At the core of this long awaited project (Holter’s had this in the works for well over a decade) is a the story of Dracula (played by Lande) and his inner battle between love and a thirst for blood. The story may not be new, but combined with a plethora of styles, stellar songwriting and “edge of your seat” solos, “Swing of Death” is refreshing, exciting, and never dull. Take the track “True Love Through Blood” - one of the most entertaining instrumentals NOT on a Stephen Forte album! Holter’s solos are simply mesmerizing.

With tracks like “Walking On Water” (a grinding rocker) and “River of Tears” there is plenty of metallic influence to please any fan of power hard rock/traditional metal to offset any initial revulsion to those tracks that lean to closely into that “musical territory.” One of the most impressive tracks is “Queen of the Dead,” especially its final two minutes which is the Halloween answer to T.S.O.’s Christmas (and dear LORD...that solo). When Jorn first screams out “Queen of the Dead” in that trademark style, it literally makes your hair stand on end.

As for Jorn...well if you give the Norwegian legend a great piece of music, he will shine like Ronnie James Dio. His performance lifts any lows on the album, in as much as the great songwriting makes him beam. It’s a super group that finally lives up to the moniker. Add to this the incredible performance by Lena Fløitmoen, who plays Mina and Lucy from the Bram Stoker book, and the album is a must buy for more than just the Jornites. Fløitmoen is at her best on “Into the Dark” and “Under the Gun” (two of the album’s best) matching Jorn’s style and representing one of the strongest female/male duets in heavy music.
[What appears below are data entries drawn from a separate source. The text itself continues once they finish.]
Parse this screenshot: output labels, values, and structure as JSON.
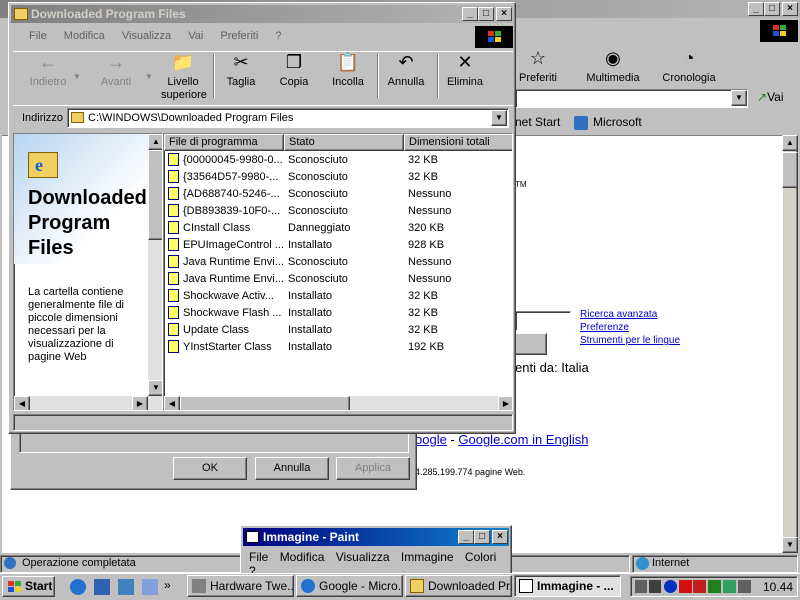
{
  "ie": {
    "title_buttons": [
      "_",
      "□",
      "×"
    ],
    "toolbar": [
      {
        "label": "Preferiti",
        "icon": "favorites-icon"
      },
      {
        "label": "Multimedia",
        "icon": "media-icon"
      },
      {
        "label": "Cronologia",
        "icon": "history-icon"
      }
    ],
    "go_label": "Vai",
    "links": [
      "net Start",
      "Microsoft"
    ],
    "content": {
      "search_links": [
        "Ricerca avanzata",
        "Preferenze",
        "Strumenti per le lingue"
      ],
      "pages_from": "enti da: Italia",
      "google_link": "oogle",
      "google_sep": " - ",
      "google_english": "Google.com in English",
      "pages_count": "4.285.199.774 pagine Web."
    },
    "status": "Operazione completata",
    "zone": "Internet"
  },
  "dialog": {
    "ok": "OK",
    "cancel": "Annulla",
    "apply": "Applica"
  },
  "explorer": {
    "title": "Downloaded Program Files",
    "menu": [
      "File",
      "Modifica",
      "Visualizza",
      "Vai",
      "Preferiti",
      "?"
    ],
    "toolbar": [
      {
        "label": "Indietro",
        "icon": "back-icon",
        "enabled": false
      },
      {
        "label": "Avanti",
        "icon": "forward-icon",
        "enabled": false
      },
      {
        "label": "Livello superiore",
        "icon": "up-folder-icon",
        "enabled": true
      },
      {
        "label": "Taglia",
        "icon": "cut-icon",
        "enabled": true
      },
      {
        "label": "Copia",
        "icon": "copy-icon",
        "enabled": true
      },
      {
        "label": "Incolla",
        "icon": "paste-icon",
        "enabled": true
      },
      {
        "label": "Annulla",
        "icon": "undo-icon",
        "enabled": true
      },
      {
        "label": "Elimina",
        "icon": "delete-icon",
        "enabled": true
      }
    ],
    "address_label": "Indirizzo",
    "address_value": "C:\\WINDOWS\\Downloaded Program Files",
    "panel_title": "Downloaded Program Files",
    "panel_text": "La cartella contiene generalmente file di piccole dimensioni necessari per la visualizzazione di pagine Web",
    "columns": [
      "File di programma",
      "Stato",
      "Dimensioni totali"
    ],
    "rows": [
      {
        "name": "{00000045-9980-0...",
        "status": "Sconosciuto",
        "size": "32 KB"
      },
      {
        "name": "{33564D57-9980-...",
        "status": "Sconosciuto",
        "size": "32 KB"
      },
      {
        "name": "{AD688740-5246-...",
        "status": "Sconosciuto",
        "size": "Nessuno"
      },
      {
        "name": "{DB893839-10F0-...",
        "status": "Sconosciuto",
        "size": "Nessuno"
      },
      {
        "name": "CInstall Class",
        "status": "Danneggiato",
        "size": "320 KB"
      },
      {
        "name": "EPUImageControl ...",
        "status": "Installato",
        "size": "928 KB"
      },
      {
        "name": "Java Runtime Envi...",
        "status": "Sconosciuto",
        "size": "Nessuno"
      },
      {
        "name": "Java Runtime Envi...",
        "status": "Sconosciuto",
        "size": "Nessuno"
      },
      {
        "name": "Shockwave Activ...",
        "status": "Installato",
        "size": "32 KB"
      },
      {
        "name": "Shockwave Flash ...",
        "status": "Installato",
        "size": "32 KB"
      },
      {
        "name": "Update Class",
        "status": "Installato",
        "size": "32 KB"
      },
      {
        "name": "YInstStarter Class",
        "status": "Installato",
        "size": "192 KB"
      }
    ]
  },
  "paint": {
    "title": "Immagine - Paint",
    "menu": [
      "File",
      "Modifica",
      "Visualizza",
      "Immagine",
      "Colori",
      "?"
    ]
  },
  "taskbar": {
    "start": "Start",
    "tasks": [
      {
        "label": "Hardware Twe...",
        "active": false
      },
      {
        "label": "Google - Micro...",
        "active": false
      },
      {
        "label": "Downloaded Pr...",
        "active": false
      },
      {
        "label": "Immagine - ...",
        "active": true
      }
    ],
    "clock": "10.44"
  }
}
Before casting this off as another supergroup not worthy of attention, try listening to this with an ear towards focusing on songwriting, musicianship, and execution. The songs play into Jorn’s strengths overcoming the mediocrity of his last couple of solo efforts. Trond Holter deserves so much credit for composing songs that dare to be different, while still retaining the traditional sound of heavy rock and never straying from his own strength in guitar solos. Stick with it and perhaps “Dracula - Swing of Death” might just hook you with a fang and draw you into Jorn the Impaler’s vocal genius.

Highs: Songwriting with a variety of styles that hook you in with solos that dazzle.

Lows: This is sure to be an acquired taste.

Bottom line: Jorn the Impaler impresses with a little ballroom swing....of death!

Rated 4 out of 5 skulls
4 out of 5 skulls

Rating Description
Rated 5 out of 5 skulls Perfection. (No discernable flaws; one of the reviewer's all-time favorites)
Rated 4.5 out of 5 skulls Near Perfection. (An instant classic with some minor imperfections)
Rated 4 out of 5 skulls Excellent. (An excellent effort worth picking up)
Rated 3.5 out of 5 skulls Good. (A good effort, worth checking out or picking up)
Rated 3 out of 5 skulls Decent. (A decent effort worth checking out if the style fits your tastes)
Rated 2.5 out of 5 skulls Average. (Nothing special; worth checking out if the style fits your taste)
Rated 2 out of 5 skulls Fair. (There is better metal out there)
< 2 skulls Pretty Bad. (Don't bother)